A Call for Further Research: Afro-Chinese Marriages in 20th Century Cuba
Coalitions through marriage is a long understood concept. Kingdom alliances through marriages are ones that first come to mind. Often fictional portrayals of real pressures for pressures to gain resources or military alliance for a capital or imperial need involve young princes and princesses who are forced to marry. However, in a nonfictional example for this paper, Chinese indentured laborers or former indentured laborers and African slaves or former slaves married in 19th century Cuba both romantically and strategically. I argue that there needs to be ...view middle of the document...
“Coolie” was a applied term for Chinese indentured laborers and was never used by Chinese indentured laborers themselves.
II. Methodological and Theoretical Frameworks
Michel-Rolph Trouillot argues that a privileging of some stories and imbalance in who can tell stories and can’t tell stories occurs. This inequality produces underrepresented and counter-narrative stories (Trouillot, 1995). The glaring gap in literature not only on Chinese in Cuba but also on Afro-Chinese marriages indicates a significance to produce more literature, shed light, and reread what has been found. To highlight untold stories is to radically shift who can and cannot produce history and what stories are told in academia. Grace Cho argues that an erasure of voices and bodies produces ghosts. The ghosts that Cho discusses haunt the people who experience the trauma related to the memories that have been institutionally erased.

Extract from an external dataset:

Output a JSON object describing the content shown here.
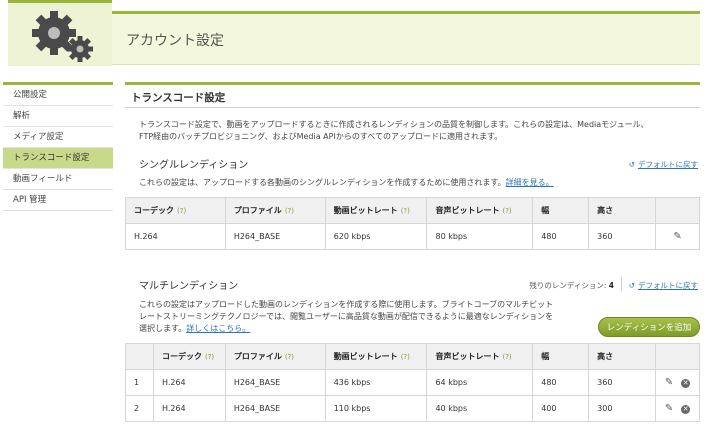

Erasure of knowledge, trauma, and memories are demanded by social cultural constructs (Cho, 2008). In this case, for Chinese in Cuba and Afro-Chinese marriages, a silence is demanded to maintain a specific national project to perpetuate Cuban nationalist homogeneity. The erasure of Afro-Chinese marriages is embedded in the erasure of slavery in Cuba and indentured laborer trade in Cuba.
When examining a topic which lacks literature, only portrays one perspective, and voices of the key players seem silenced, a centering on untold and hidden narratives is essential to resist the forces that silence key places in the first place. Thomas Bender emphasizes the importance to shift the “default narrative.” Critically examining untold histories of Afro-Chinese marriages in Cuba does great ideological work. A critical examination of Afro-Chinese marriages in Cuba shifts the focal point to global migrations of African and Chinese labor force members to Cuba as a result of the Spanish empire answering a call from a global market. This topic also shifts the “default narrative” that centers on the “nation” and specific boundaries; whereas, this paper centers on the diaspora of both Chinese and Africans. Lastly, a specific argument of Afro-Chinese marriages is significant because of a centering on complex interracial relations that are not categorizable or generalizable to all coalition relationships but are unique to Cuba and its ambiguity-inducing circumstance.
Though absent in the literature, there are examples of African women who were agents in their marriages and spoke for their own goals. As Rustad notes, “where there is oppression, there is also resistance” (Rustad, 2008). Rustad provides examples of the ways African women slaves resisted in the Caribbean through slave songs, religious ceremonies, and infanticide. One can assume that the women who organized and resisted their enslavement also acted as agents in their life after being freed.
II. History of Chinese in Cuba
Forces of globalization, capitalism, and imperialism have woven...